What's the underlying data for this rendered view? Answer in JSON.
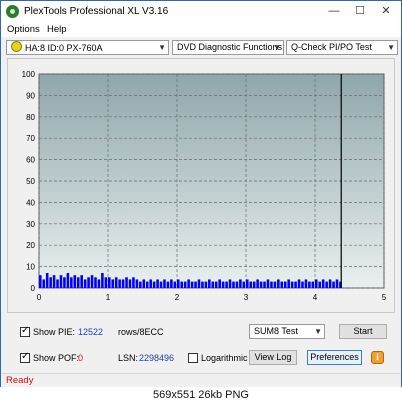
{
  "window": {
    "title": "PlexTools Professional XL V3.16",
    "minimize": "—",
    "maximize": "☐",
    "close": "✕"
  },
  "menu": {
    "options": "Options",
    "help": "Help"
  },
  "toolbar": {
    "drive": "HA:8 ID:0  PX-760A",
    "mode": "DVD Diagnostic Functions",
    "test": "Q-Check PI/PO Test"
  },
  "chart_data": {
    "type": "bar",
    "title": "",
    "xlabel": "",
    "ylabel": "",
    "xlim": [
      0,
      5
    ],
    "ylim": [
      0,
      100
    ],
    "x_ticks": [
      "0",
      "1",
      "2",
      "3",
      "4",
      "5"
    ],
    "y_ticks": [
      "0",
      "10",
      "20",
      "30",
      "40",
      "50",
      "60",
      "70",
      "80",
      "90",
      "100"
    ],
    "grid": true,
    "end_marker_x": 4.38,
    "series": [
      {
        "color": "#0000ff",
        "points": [
          [
            0.0,
            6
          ],
          [
            0.05,
            4
          ],
          [
            0.1,
            7
          ],
          [
            0.15,
            5
          ],
          [
            0.2,
            6
          ],
          [
            0.25,
            4
          ],
          [
            0.3,
            6
          ],
          [
            0.35,
            5
          ],
          [
            0.4,
            7
          ],
          [
            0.45,
            5
          ],
          [
            0.5,
            6
          ],
          [
            0.55,
            5
          ],
          [
            0.6,
            6
          ],
          [
            0.65,
            4
          ],
          [
            0.7,
            5
          ],
          [
            0.75,
            6
          ],
          [
            0.8,
            5
          ],
          [
            0.85,
            4
          ],
          [
            0.9,
            7
          ],
          [
            0.95,
            5
          ],
          [
            1.0,
            5
          ],
          [
            1.05,
            4
          ],
          [
            1.1,
            5
          ],
          [
            1.15,
            4
          ],
          [
            1.2,
            4
          ],
          [
            1.25,
            5
          ],
          [
            1.3,
            4
          ],
          [
            1.35,
            5
          ],
          [
            1.4,
            4
          ],
          [
            1.45,
            3
          ],
          [
            1.5,
            4
          ],
          [
            1.55,
            3
          ],
          [
            1.6,
            4
          ],
          [
            1.65,
            3
          ],
          [
            1.7,
            4
          ],
          [
            1.75,
            3
          ],
          [
            1.8,
            4
          ],
          [
            1.85,
            3
          ],
          [
            1.9,
            4
          ],
          [
            1.95,
            3
          ],
          [
            2.0,
            4
          ],
          [
            2.05,
            3
          ],
          [
            2.1,
            3
          ],
          [
            2.15,
            4
          ],
          [
            2.2,
            3
          ],
          [
            2.25,
            3
          ],
          [
            2.3,
            4
          ],
          [
            2.35,
            3
          ],
          [
            2.4,
            3
          ],
          [
            2.45,
            4
          ],
          [
            2.5,
            3
          ],
          [
            2.55,
            3
          ],
          [
            2.6,
            4
          ],
          [
            2.65,
            3
          ],
          [
            2.7,
            3
          ],
          [
            2.75,
            4
          ],
          [
            2.8,
            3
          ],
          [
            2.85,
            3
          ],
          [
            2.9,
            4
          ],
          [
            2.95,
            3
          ],
          [
            3.0,
            4
          ],
          [
            3.05,
            3
          ],
          [
            3.1,
            3
          ],
          [
            3.15,
            4
          ],
          [
            3.2,
            3
          ],
          [
            3.25,
            3
          ],
          [
            3.3,
            4
          ],
          [
            3.35,
            3
          ],
          [
            3.4,
            3
          ],
          [
            3.45,
            4
          ],
          [
            3.5,
            3
          ],
          [
            3.55,
            3
          ],
          [
            3.6,
            4
          ],
          [
            3.65,
            3
          ],
          [
            3.7,
            3
          ],
          [
            3.75,
            4
          ],
          [
            3.8,
            3
          ],
          [
            3.85,
            4
          ],
          [
            3.9,
            3
          ],
          [
            3.95,
            3
          ],
          [
            4.0,
            4
          ],
          [
            4.05,
            3
          ],
          [
            4.1,
            4
          ],
          [
            4.15,
            3
          ],
          [
            4.2,
            4
          ],
          [
            4.25,
            3
          ],
          [
            4.3,
            4
          ],
          [
            4.35,
            3
          ]
        ]
      }
    ]
  },
  "controls": {
    "show_pie_label": "Show PIE:",
    "pie_value": "12522",
    "pie_unit": "rows/8ECC",
    "show_pof_label": "Show POF:",
    "pof_value": "0",
    "lsn_label": "LSN:",
    "lsn_value": "2298496",
    "logarithmic_label": "Logarithmic",
    "test_select": "SUM8 Test",
    "start": "Start",
    "view_log": "View Log",
    "preferences": "Preferences",
    "info": "i"
  },
  "status": {
    "text": "Ready"
  },
  "caption": "569x551  26kb  PNG"
}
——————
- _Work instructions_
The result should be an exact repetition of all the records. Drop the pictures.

- _Task result_
What's the underlying data for this rendered view? Answer in JSON.
{
  "window": {
    "title": "PlexTools Professional XL V3.16",
    "minimize": "—",
    "maximize": "☐",
    "close": "✕"
  },
  "menu": {
    "options": "Options",
    "help": "Help"
  },
  "toolbar": {
    "drive": "HA:8 ID:0  PX-760A",
    "mode": "DVD Diagnostic Functions",
    "test": "Q-Check PI/PO Test"
  },
  "chart_data": {
    "type": "bar",
    "title": "",
    "xlabel": "",
    "ylabel": "",
    "xlim": [
      0,
      5
    ],
    "ylim": [
      0,
      100
    ],
    "x_ticks": [
      "0",
      "1",
      "2",
      "3",
      "4",
      "5"
    ],
    "y_ticks": [
      "0",
      "10",
      "20",
      "30",
      "40",
      "50",
      "60",
      "70",
      "80",
      "90",
      "100"
    ],
    "grid": true,
    "end_marker_x": 4.38,
    "series": [
      {
        "color": "#0000ff",
        "points": [
          [
            0.0,
            6
          ],
          [
            0.05,
            4
          ],
          [
            0.1,
            7
          ],
          [
            0.15,
            5
          ],
          [
            0.2,
            6
          ],
          [
            0.25,
            4
          ],
          [
            0.3,
            6
          ],
          [
            0.35,
            5
          ],
          [
            0.4,
            7
          ],
          [
            0.45,
            5
          ],
          [
            0.5,
            6
          ],
          [
            0.55,
            5
          ],
          [
            0.6,
            6
          ],
          [
            0.65,
            4
          ],
          [
            0.7,
            5
          ],
          [
            0.75,
            6
          ],
          [
            0.8,
            5
          ],
          [
            0.85,
            4
          ],
          [
            0.9,
            7
          ],
          [
            0.95,
            5
          ],
          [
            1.0,
            5
          ],
          [
            1.05,
            4
          ],
          [
            1.1,
            5
          ],
          [
            1.15,
            4
          ],
          [
            1.2,
            4
          ],
          [
            1.25,
            5
          ],
          [
            1.3,
            4
          ],
          [
            1.35,
            5
          ],
          [
            1.4,
            4
          ],
          [
            1.45,
            3
          ],
          [
            1.5,
            4
          ],
          [
            1.55,
            3
          ],
          [
            1.6,
            4
          ],
          [
            1.65,
            3
          ],
          [
            1.7,
            4
          ],
          [
            1.75,
            3
          ],
          [
            1.8,
            4
          ],
          [
            1.85,
            3
          ],
          [
            1.9,
            4
          ],
          [
            1.95,
            3
          ],
          [
            2.0,
            4
          ],
          [
            2.05,
            3
          ],
          [
            2.1,
            3
          ],
          [
            2.15,
            4
          ],
          [
            2.2,
            3
          ],
          [
            2.25,
            3
          ],
          [
            2.3,
            4
          ],
          [
            2.35,
            3
          ],
          [
            2.4,
            3
          ],
          [
            2.45,
            4
          ],
          [
            2.5,
            3
          ],
          [
            2.55,
            3
          ],
          [
            2.6,
            4
          ],
          [
            2.65,
            3
          ],
          [
            2.7,
            3
          ],
          [
            2.75,
            4
          ],
          [
            2.8,
            3
          ],
          [
            2.85,
            3
          ],
          [
            2.9,
            4
          ],
          [
            2.95,
            3
          ],
          [
            3.0,
            4
          ],
          [
            3.05,
            3
          ],
          [
            3.1,
            3
          ],
          [
            3.15,
            4
          ],
          [
            3.2,
            3
          ],
          [
            3.25,
            3
          ],
          [
            3.3,
            4
          ],
          [
            3.35,
            3
          ],
          [
            3.4,
            3
          ],
          [
            3.45,
            4
          ],
          [
            3.5,
            3
          ],
          [
            3.55,
            3
          ],
          [
            3.6,
            4
          ],
          [
            3.65,
            3
          ],
          [
            3.7,
            3
          ],
          [
            3.75,
            4
          ],
          [
            3.8,
            3
          ],
          [
            3.85,
            4
          ],
          [
            3.9,
            3
          ],
          [
            3.95,
            3
          ],
          [
            4.0,
            4
          ],
          [
            4.05,
            3
          ],
          [
            4.1,
            4
          ],
          [
            4.15,
            3
          ],
          [
            4.2,
            4
          ],
          [
            4.25,
            3
          ],
          [
            4.3,
            4
          ],
          [
            4.35,
            3
          ]
        ]
      }
    ]
  },
  "controls": {
    "show_pie_label": "Show PIE:",
    "pie_value": "12522",
    "pie_unit": "rows/8ECC",
    "show_pof_label": "Show POF:",
    "pof_value": "0",
    "lsn_label": "LSN:",
    "lsn_value": "2298496",
    "logarithmic_label": "Logarithmic",
    "test_select": "SUM8 Test",
    "start": "Start",
    "view_log": "View Log",
    "preferences": "Preferences",
    "info": "i"
  },
  "status": {
    "text": "Ready"
  },
  "caption": "569x551  26kb  PNG"
}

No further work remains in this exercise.